Each line below that contains "icon" should be counted; give the total alone.

***

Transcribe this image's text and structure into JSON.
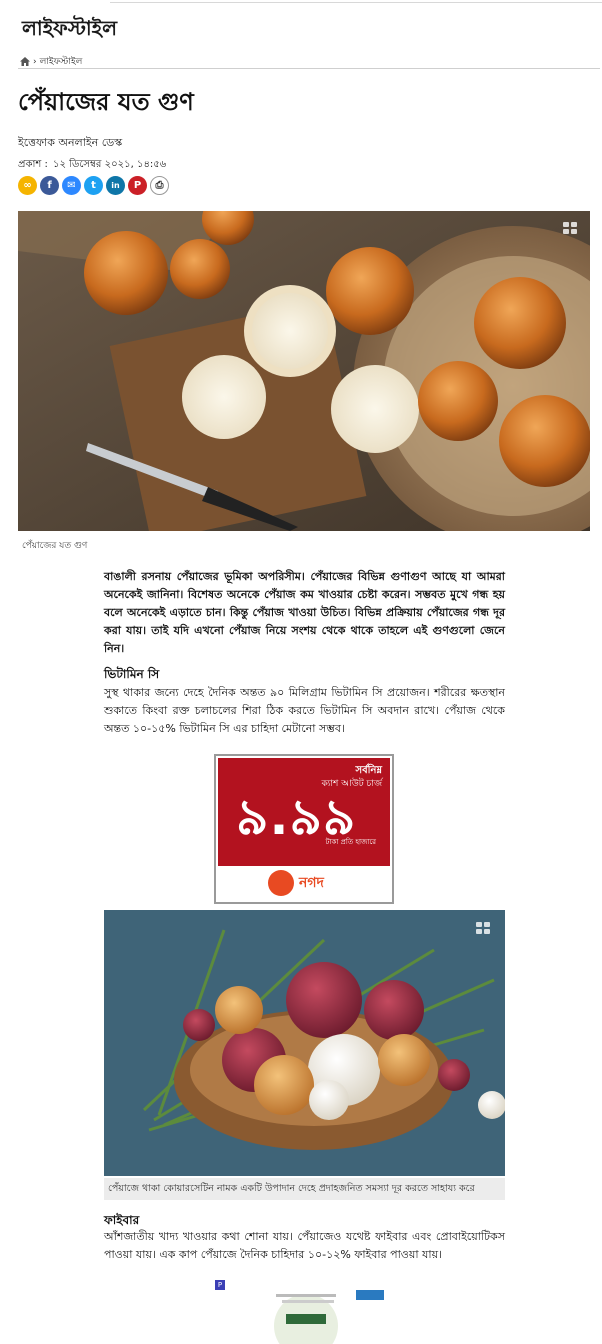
{
  "section": {
    "title": "লাইফস্টাইল"
  },
  "breadcrumb": {
    "home_icon": "home-icon",
    "separator": "›",
    "current": "লাইফস্টাইল"
  },
  "article": {
    "title": "পেঁয়াজের যত গুণ",
    "byline": "ইত্তেফাক অনলাইন ডেস্ক",
    "published_label": "প্রকাশ :",
    "published_value": "১২ ডিসেম্বর ২০২১, ১৪:৫৬",
    "lead": "বাঙালী রসনায় পেঁয়াজের ভূমিকা অপরিসীম। পেঁয়াজের বিভিন্ন গুণাগুণ আছে যা আমরা অনেকেই জানিনা। বিশেষত অনেকে পেঁয়াজ কম খাওয়ার চেষ্টা করেন। সম্ভবত মুখে গন্ধ হয় বলে অনেকেই এড়াতে চান। কিন্তু পেঁয়াজ খাওয়া উচিত। বিভিন্ন প্রক্রিয়ায় পেঁয়াজের গন্ধ দূর করা যায়। তাই যদি এখনো পেঁয়াজ নিয়ে সংশয় থেকে থাকে তাহলে এই গুণগুলো জেনে নিন।",
    "hero_caption": "পেঁয়াজের যত গুণ",
    "sections": [
      {
        "heading": "ভিটামিন সি",
        "text": "সুস্থ থাকার জন্যে দেহে দৈনিক অন্তত ৯০ মিলিগ্রাম ভিটামিন সি প্রয়োজন। শরীরের ক্ষতস্থান শুকাতে কিংবা রক্ত চলাচলের শিরা ঠিক করতে ভিটামিন সি অবদান রাখে। পেঁয়াজ থেকে অন্তত ১০-১৫% ভিটামিন সি এর চাহিদা মেটানো সম্ভব।"
      },
      {
        "heading": "ফাইবার",
        "text": "আঁশজাতীয় খাদ্য খাওয়ার কথা শোনা যায়। পেঁয়াজেও যথেষ্ট ফাইবার এবং প্রোবাইয়োটিকস পাওয়া যায়। এক কাপ পেঁয়াজে দৈনিক চাহিদার ১০-১২% ফাইবার পাওয়া যায়।"
      }
    ],
    "image2_caption": "পেঁয়াজে থাকা কোয়ারসেটিন নামক একটি উপাদান দেহে প্রদাহজনিত সমস্যা দূর করতে সাহায্য করে"
  },
  "share_buttons": [
    {
      "icon": "link-icon",
      "glyph": "∞",
      "color": "#f5b400"
    },
    {
      "icon": "facebook-icon",
      "glyph": "f",
      "color": "#3b5998"
    },
    {
      "icon": "messenger-icon",
      "glyph": "✉",
      "color": "#2d88ff"
    },
    {
      "icon": "twitter-icon",
      "glyph": "t",
      "color": "#1da1f2"
    },
    {
      "icon": "linkedin-icon",
      "glyph": "in",
      "color": "#0e76a8"
    },
    {
      "icon": "pinterest-icon",
      "glyph": "P",
      "color": "#cb2027"
    },
    {
      "icon": "print-icon",
      "glyph": "⎙",
      "color": "#333333"
    }
  ],
  "ad1": {
    "line1": "সর্বনিম্ন",
    "line2": "ক্যাশ আউট চার্জ",
    "big": "৯.৯৯",
    "line3": "টাকা প্রতি হাজারে",
    "brand": "নগদ"
  },
  "ad2": {
    "marker": "P"
  }
}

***

(Solution for this problem)
8